While blending ability was a determining factor, two of the blenders were also difficult to operate, requiring us to double-click the power button to start them. We found this often resulted in us having to hit the power button multiple times until the blenders randomly started. Initially this was confusing, and as we continued to use the blenders it became frustrating. We preferred to press the blenders’ power buttons just once in order to start them. Some good news: All the blenders were easy to clean. We simply added water and a couple of drops of soap to the cups and ran them before rinsing them under running water in the sink.
To make sure that the portable blenders were easy to take on the go, we loaded them into backpacks for a bumpy walk and also went for a run while carrying each blender by hand. All the blenders were slightly awkward to run with but fit nicely into the backpack’s water bottle compartment. We also tested them in cars, placing each into the cup holder. One of the blenders slid in perfectly (its base was the smallest, at 2.85 inches wide); however, the other three had wider bases measuring from 3.2 to 3.5 inches across that didn’t sit securely in the cup holder. All the models would be easy to travel with given their lightness—they all weighed about 1 pound—whether carried by hand or stashed in a backpack or duffel bag.
To test durability, we put each blender into a duffel bag, which we dropped five times onto concrete from a height of about 1 foot. Afterward, we ran the blenders to make sure they were still functioning and checked for any leakage. All withstood the drops, didn’t leak, and continued to blend normally.
To see if our top two contenders could survive extended use, we aimed to make 50 smoothies in them—25 with frozen fruit and 25 with milk and protein powder. One blender overheated at the 11th drink, and the other began to leak milk out of its bottom at the 45th. While we were disappointed, we didn’t think that the leaking was a deal breaker, so many smoothies with tough, fibrous ingredients in such a short period of time is an exceptionally taxing test for these inexpensive little blenders, and it’s not reflective of how they’d realistically be used: likely once a day or for a short period of time with long rests in between.
If you want to make smoothies on the go or are in need of a small blender for camping or traveling, a portable blender is a great option. Keep in mind that they will need to be recharged and their capacity is best for one person, unless you don’t mind making multiple batches of recipes. We still think that a full-size blender is more useful due to its versatility, larger capacity, better durability, and lack of charging, but once we accepted the limitations of a personal blender we learned to appreciate its handy ability to blend while on the go.

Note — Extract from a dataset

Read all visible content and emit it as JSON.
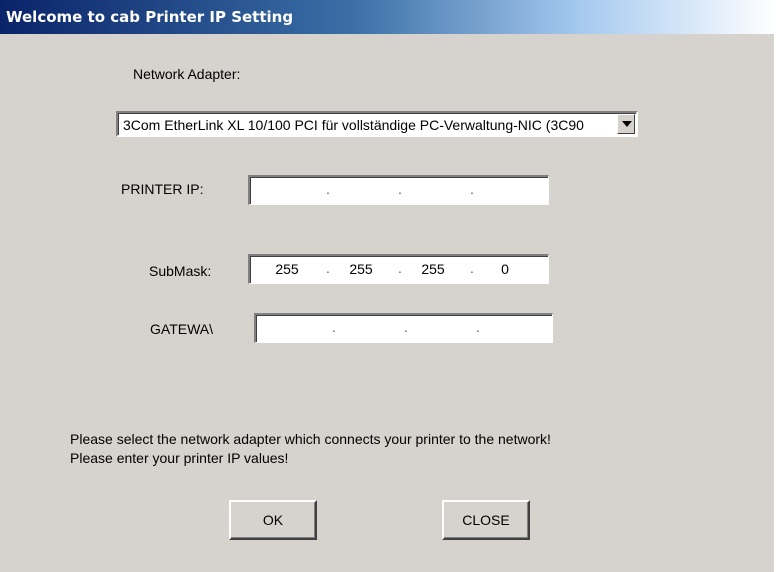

The PopBabies Personal Portable Blender, which costs about $37, was the top performer of the models we tested, handily out-blending the most popular brand on the market, the BlendJet. It easily blended smoothies and frozen margaritas—crushing frozen fruit and ice just as thoroughly as our favorite inexpensive blender. It made dressing that was smooth, creamy, and a vibrant green color, a sign that the parsley was thoroughly incorporated. It did leak slightly during the durability test. This wasn’t ideal, but it was an aggressive test and we think that this model will hold up fine under less challenging conditions.